Much has been made about the inevitability of Tiger Woods win at the PGA championship. It was a pretty sure bet that he’d win after tying the course record on Saturday and moving to the top of the leaderboard. He’s unbeaten going into the final round of a major either as the leader or tied for the lead.
Inevitable, probably, but not only because of Woods’ greatness.
There are plenty of reasons to sprinkle around, and the timidity of his opponents should be somewhere near the top of the list. When is somebody going to put some real heat on Tiger in the final round? I thought Luke Donald might be the perfect foil on Sunday. A Chicago resident and a former student at Northwestern, he had a comfort factor none of the other competitors shared. He has plenty of game, as evidenced by his play in the first three rounds.
And he’s considered to be on the verge of greatness.
Nothing could solidify that more than staring down Tiger in the final round of a major in the same pairing. But instead of a challenge, Donald faded off the leaderboard as if he really didn’t want to be there. Tied with Tiger on the first tee, he was a whopping seven shots back when they got to the tenth. Seven shots!
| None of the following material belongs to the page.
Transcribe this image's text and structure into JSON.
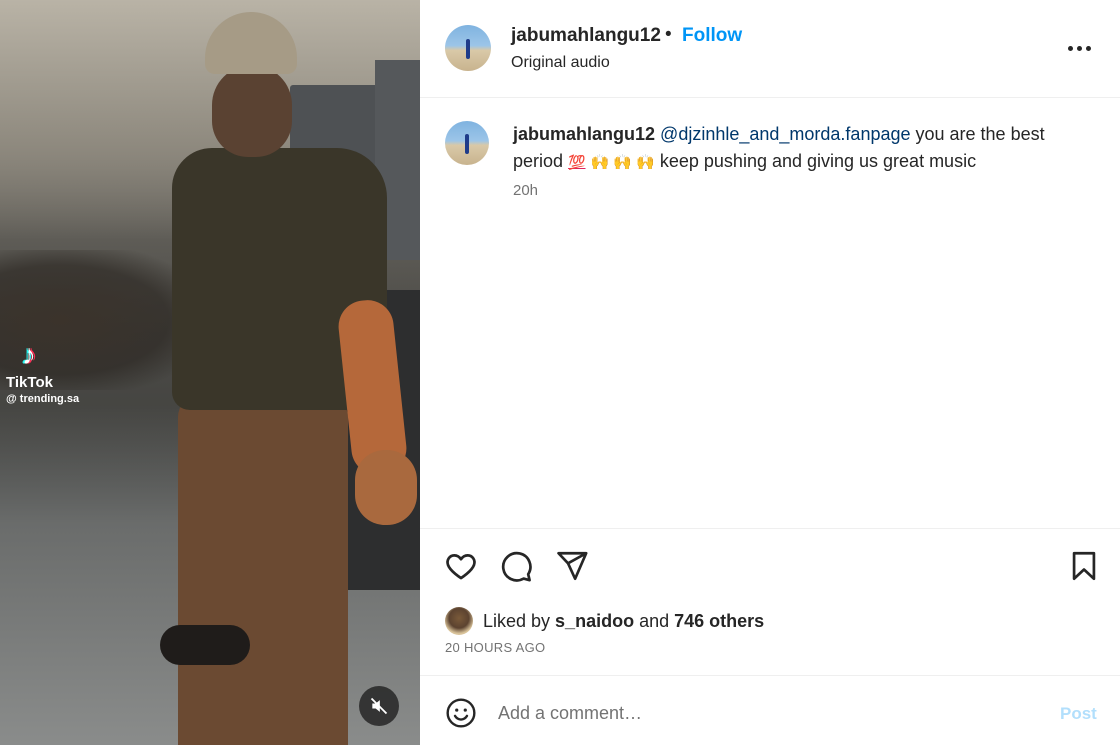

Between Tigers 40 foot bombs for birdies and Donald’s shaky play (and a couple of bad breaks); Woods only had to keep breathing on the back to take his 12th major title.
So who is Tiger’s competition?
Clearly nobody currently on Tour can handle him. He competes with history, and currently history rates Jack Nicklaus as the best ever. Nicklaus finished with 18 professional majors, and the universal acclaim as the best player ever. I saw Hogan and Snead play at the end of their careers, so I can’t say how Nicklaus’ career matched up to theirs. But I saw Jack in his prime and he controlled the game, much like Tiger does now. Nicklaus supposedly had a weak wedge game, but much like Woods is given credit for now, he dominated every phase of the game. He was the best driver, the best putter, and best long iron player and managed his game better than anybody.
I agree that the fields are deeper now than they were in Jack’s heyday. He had to beat maybe 10 guys in the field on a regular basis. Tiger has a deeper field, but doesn’t have the legendary foes that Nicklaus had to face. Jack had to beat Arnold, Watson, Player, Trevino and other Hall of Famers in order to collect his major championships. Tiger has the occasional Bob May to slay, but knows going in, it’s him versus the field.
Perhaps Woods has elevated his game to another plane that nobody can get to. I’ve often noted that he’s the best athlete out there and he’s the vanguard of what I think will be a whole generation of great athletes who choose golf, thanks to Tiger. There’s plenty of money in it, it’s glamorous and has a long career span. Really, if you were going to have a pick up basketball game and your talent pool to pick from was the PGA Tour, who’d be your first pick?
How about a touch football game? A 100-yard dash? Whatever, you’d take Tiger.
Add that athletic ability to the obvious mental capacity, the dedication to practice, the personal discipline of his fitness routine and a little bit of magic, and you have the best player out there.
I’ve admired Nicklaus’ ability to balance his life and his career. By the time he was 30, Jack and his wife Barbara had four children. But Nicklaus kept winning. Tiger has chosen to focus on his career, and solely his career for now. Nicklaus was the first player to take some weeks off, during the golf season but for most of his career, it was Jack vs. the other best players in the world every week there was a tournament. Tiger only faces other guys in the top five at the Majors and a couple of other tournaments during the year.
You can’t compare scorecards because of the equipment changes and advancements in agronomy, but it would be interesting to see the great players of the last 100 years face each other on a level playing field. You’d see a similar dedication and desire to win among them all. Harry Vardon, Francis Ouimet, Bobby Jones, Snead, Nelson, Hogan and the rest didn’t worry about what else was going on, they worried about getting the ball in the hole.
I did hear somebody say that those players, including Nicklaus didn’t have to deal with the media attention Tiger faces today. I laughed at that, recalling what the final holes of championships used to look like with the crowd on the frog hair of the greens and the press right in their face. There was no media management in that era. The press was king and did what they wanted. I’d call that a wash.
Want to compare travel? Hogan played in the British Open once because it took a long boat ride to cross the Atlantic and it was plenty expensive. Nicklaus drove or flew commercial for most of his career. Arnold became a pilot and flew his own plane from tournament to tournament (and still does.) Tiger faces none of those challenges.
So while I think he’s a great player and among the greats of the game, a little perspective should come into the discussion before anointing anybody the “Greatest of All-time.” When Tiger gets to 18 major wins, and I believe he will, that’s when the real scrutiny and debate should begin.